▶ _Exercise requirements_
Retyping the records exactly is the whole task.

▶ _Data about app and page elements_
+--

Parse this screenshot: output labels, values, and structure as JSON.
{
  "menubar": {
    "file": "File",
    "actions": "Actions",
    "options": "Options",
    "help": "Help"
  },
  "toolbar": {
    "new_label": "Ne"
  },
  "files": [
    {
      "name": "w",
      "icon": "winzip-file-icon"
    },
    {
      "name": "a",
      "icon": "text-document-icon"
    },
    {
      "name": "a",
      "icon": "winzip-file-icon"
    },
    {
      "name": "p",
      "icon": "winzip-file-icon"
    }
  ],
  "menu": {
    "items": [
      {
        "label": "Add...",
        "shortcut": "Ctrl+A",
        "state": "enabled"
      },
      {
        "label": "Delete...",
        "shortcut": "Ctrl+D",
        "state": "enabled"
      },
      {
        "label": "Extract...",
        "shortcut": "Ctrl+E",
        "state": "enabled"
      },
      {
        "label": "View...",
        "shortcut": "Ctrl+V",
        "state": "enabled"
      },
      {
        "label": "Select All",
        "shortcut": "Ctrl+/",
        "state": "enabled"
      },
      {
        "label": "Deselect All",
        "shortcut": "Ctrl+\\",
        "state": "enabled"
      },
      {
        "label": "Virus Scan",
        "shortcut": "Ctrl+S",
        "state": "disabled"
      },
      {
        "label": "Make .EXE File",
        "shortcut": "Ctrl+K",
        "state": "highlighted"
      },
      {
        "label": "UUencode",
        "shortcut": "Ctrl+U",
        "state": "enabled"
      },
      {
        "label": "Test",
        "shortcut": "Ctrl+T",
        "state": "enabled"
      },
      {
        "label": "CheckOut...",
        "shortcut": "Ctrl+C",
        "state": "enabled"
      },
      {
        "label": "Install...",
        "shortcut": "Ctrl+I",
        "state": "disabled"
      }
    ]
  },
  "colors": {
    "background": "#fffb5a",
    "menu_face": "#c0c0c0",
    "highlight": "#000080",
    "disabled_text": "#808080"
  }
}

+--

▶ _Written response_
Parse this screenshot: output labels, values, and structure as JSON.
{
  "menubar": {
    "file": "File",
    "actions": "Actions",
    "options": "Options",
    "help": "Help"
  },
  "toolbar": {
    "new_label": "Ne"
  },
  "files": [
    {
      "name": "w",
      "icon": "winzip-file-icon"
    },
    {
      "name": "a",
      "icon": "text-document-icon"
    },
    {
      "name": "a",
      "icon": "winzip-file-icon"
    },
    {
      "name": "p",
      "icon": "winzip-file-icon"
    }
  ],
  "menu": {
    "items": [
      {
        "label": "Add...",
        "shortcut": "Ctrl+A",
        "state": "enabled"
      },
      {
        "label": "Delete...",
        "shortcut": "Ctrl+D",
        "state": "enabled"
      },
      {
        "label": "Extract...",
        "shortcut": "Ctrl+E",
        "state": "enabled"
      },
      {
        "label": "View...",
        "shortcut": "Ctrl+V",
        "state": "enabled"
      },
      {
        "label": "Select All",
        "shortcut": "Ctrl+/",
        "state": "enabled"
      },
      {
        "label": "Deselect All",
        "shortcut": "Ctrl+\\",
        "state": "enabled"
      },
      {
        "label": "Virus Scan",
        "shortcut": "Ctrl+S",
        "state": "disabled"
      },
      {
        "label": "Make .EXE File",
        "shortcut": "Ctrl+K",
        "state": "highlighted"
      },
      {
        "label": "UUencode",
        "shortcut": "Ctrl+U",
        "state": "enabled"
      },
      {
        "label": "Test",
        "shortcut": "Ctrl+T",
        "state": "enabled"
      },
      {
        "label": "CheckOut...",
        "shortcut": "Ctrl+C",
        "state": "enabled"
      },
      {
        "label": "Install...",
        "shortcut": "Ctrl+I",
        "state": "disabled"
      }
    ]
  },
  "colors": {
    "background": "#fffb5a",
    "menu_face": "#c0c0c0",
    "highlight": "#000080",
    "disabled_text": "#808080"
  }
}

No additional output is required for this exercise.